[[ INFORMATION open ]]
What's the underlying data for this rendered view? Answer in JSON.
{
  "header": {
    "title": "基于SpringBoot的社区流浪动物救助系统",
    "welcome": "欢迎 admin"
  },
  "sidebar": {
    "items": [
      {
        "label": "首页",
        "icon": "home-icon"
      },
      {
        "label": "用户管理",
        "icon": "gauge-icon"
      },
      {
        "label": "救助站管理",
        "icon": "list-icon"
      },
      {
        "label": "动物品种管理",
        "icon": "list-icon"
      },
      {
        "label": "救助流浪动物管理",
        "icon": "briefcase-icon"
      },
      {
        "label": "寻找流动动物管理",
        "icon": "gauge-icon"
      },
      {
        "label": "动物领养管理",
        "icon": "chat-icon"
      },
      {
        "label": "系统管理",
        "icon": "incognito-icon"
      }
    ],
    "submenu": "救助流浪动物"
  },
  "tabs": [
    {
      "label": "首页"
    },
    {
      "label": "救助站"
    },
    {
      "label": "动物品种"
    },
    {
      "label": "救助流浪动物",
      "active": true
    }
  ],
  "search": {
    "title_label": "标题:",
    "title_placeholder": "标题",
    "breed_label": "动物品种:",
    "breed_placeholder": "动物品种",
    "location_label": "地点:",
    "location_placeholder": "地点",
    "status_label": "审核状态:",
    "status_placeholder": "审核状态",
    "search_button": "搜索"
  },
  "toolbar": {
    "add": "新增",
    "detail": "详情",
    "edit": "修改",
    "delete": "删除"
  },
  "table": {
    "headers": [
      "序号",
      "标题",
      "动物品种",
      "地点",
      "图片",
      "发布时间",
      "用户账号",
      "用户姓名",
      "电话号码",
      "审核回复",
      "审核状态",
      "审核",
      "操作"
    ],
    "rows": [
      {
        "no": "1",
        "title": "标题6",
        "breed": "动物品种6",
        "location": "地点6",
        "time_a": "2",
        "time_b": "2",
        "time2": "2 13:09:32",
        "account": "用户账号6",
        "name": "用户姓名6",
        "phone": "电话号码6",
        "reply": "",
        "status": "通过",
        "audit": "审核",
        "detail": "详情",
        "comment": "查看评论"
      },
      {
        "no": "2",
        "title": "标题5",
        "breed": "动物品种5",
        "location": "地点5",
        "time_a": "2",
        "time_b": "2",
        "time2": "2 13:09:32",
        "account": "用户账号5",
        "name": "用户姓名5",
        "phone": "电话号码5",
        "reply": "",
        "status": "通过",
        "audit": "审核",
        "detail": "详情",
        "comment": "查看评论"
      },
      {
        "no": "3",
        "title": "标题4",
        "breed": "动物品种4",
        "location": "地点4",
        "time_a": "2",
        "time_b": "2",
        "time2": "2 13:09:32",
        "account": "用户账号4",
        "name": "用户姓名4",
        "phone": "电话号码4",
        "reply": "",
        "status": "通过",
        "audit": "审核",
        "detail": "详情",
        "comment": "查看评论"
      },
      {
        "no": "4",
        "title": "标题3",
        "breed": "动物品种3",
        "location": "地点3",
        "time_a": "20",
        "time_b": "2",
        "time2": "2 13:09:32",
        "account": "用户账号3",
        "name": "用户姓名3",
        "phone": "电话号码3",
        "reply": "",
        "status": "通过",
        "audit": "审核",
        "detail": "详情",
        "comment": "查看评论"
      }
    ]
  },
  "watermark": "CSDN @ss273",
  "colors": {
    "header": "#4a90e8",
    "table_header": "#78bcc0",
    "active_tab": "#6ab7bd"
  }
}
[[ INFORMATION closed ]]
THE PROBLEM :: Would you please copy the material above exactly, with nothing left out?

EXPECTED ANSWER ::
What's the underlying data for this rendered view? Answer in JSON.
{
  "header": {
    "title": "基于SpringBoot的社区流浪动物救助系统",
    "welcome": "欢迎 admin"
  },
  "sidebar": {
    "items": [
      {
        "label": "首页",
        "icon": "home-icon"
      },
      {
        "label": "用户管理",
        "icon": "gauge-icon"
      },
      {
        "label": "救助站管理",
        "icon": "list-icon"
      },
      {
        "label": "动物品种管理",
        "icon": "list-icon"
      },
      {
        "label": "救助流浪动物管理",
        "icon": "briefcase-icon"
      },
      {
        "label": "寻找流动动物管理",
        "icon": "gauge-icon"
      },
      {
        "label": "动物领养管理",
        "icon": "chat-icon"
      },
      {
        "label": "系统管理",
        "icon": "incognito-icon"
      }
    ],
    "submenu": "救助流浪动物"
  },
  "tabs": [
    {
      "label": "首页"
    },
    {
      "label": "救助站"
    },
    {
      "label": "动物品种"
    },
    {
      "label": "救助流浪动物",
      "active": true
    }
  ],
  "search": {
    "title_label": "标题:",
    "title_placeholder": "标题",
    "breed_label": "动物品种:",
    "breed_placeholder": "动物品种",
    "location_label": "地点:",
    "location_placeholder": "地点",
    "status_label": "审核状态:",
    "status_placeholder": "审核状态",
    "search_button": "搜索"
  },
  "toolbar": {
    "add": "新增",
    "detail": "详情",
    "edit": "修改",
    "delete": "删除"
  },
  "table": {
    "headers": [
      "序号",
      "标题",
      "动物品种",
      "地点",
      "图片",
      "发布时间",
      "用户账号",
      "用户姓名",
      "电话号码",
      "审核回复",
      "审核状态",
      "审核",
      "操作"
    ],
    "rows": [
      {
        "no": "1",
        "title": "标题6",
        "breed": "动物品种6",
        "location": "地点6",
        "time_a": "2",
        "time_b": "2",
        "time2": "2 13:09:32",
        "account": "用户账号6",
        "name": "用户姓名6",
        "phone": "电话号码6",
        "reply": "",
        "status": "通过",
        "audit": "审核",
        "detail": "详情",
        "comment": "查看评论"
      },
      {
        "no": "2",
        "title": "标题5",
        "breed": "动物品种5",
        "location": "地点5",
        "time_a": "2",
        "time_b": "2",
        "time2": "2 13:09:32",
        "account": "用户账号5",
        "name": "用户姓名5",
        "phone": "电话号码5",
        "reply": "",
        "status": "通过",
        "audit": "审核",
        "detail": "详情",
        "comment": "查看评论"
      },
      {
        "no": "3",
        "title": "标题4",
        "breed": "动物品种4",
        "location": "地点4",
        "time_a": "2",
        "time_b": "2",
        "time2": "2 13:09:32",
        "account": "用户账号4",
        "name": "用户姓名4",
        "phone": "电话号码4",
        "reply": "",
        "status": "通过",
        "audit": "审核",
        "detail": "详情",
        "comment": "查看评论"
      },
      {
        "no": "4",
        "title": "标题3",
        "breed": "动物品种3",
        "location": "地点3",
        "time_a": "20",
        "time_b": "2",
        "time2": "2 13:09:32",
        "account": "用户账号3",
        "name": "用户姓名3",
        "phone": "电话号码3",
        "reply": "",
        "status": "通过",
        "audit": "审核",
        "detail": "详情",
        "comment": "查看评论"
      }
    ]
  },
  "watermark": "CSDN @ss273",
  "colors": {
    "header": "#4a90e8",
    "table_header": "#78bcc0",
    "active_tab": "#6ab7bd"
  }
}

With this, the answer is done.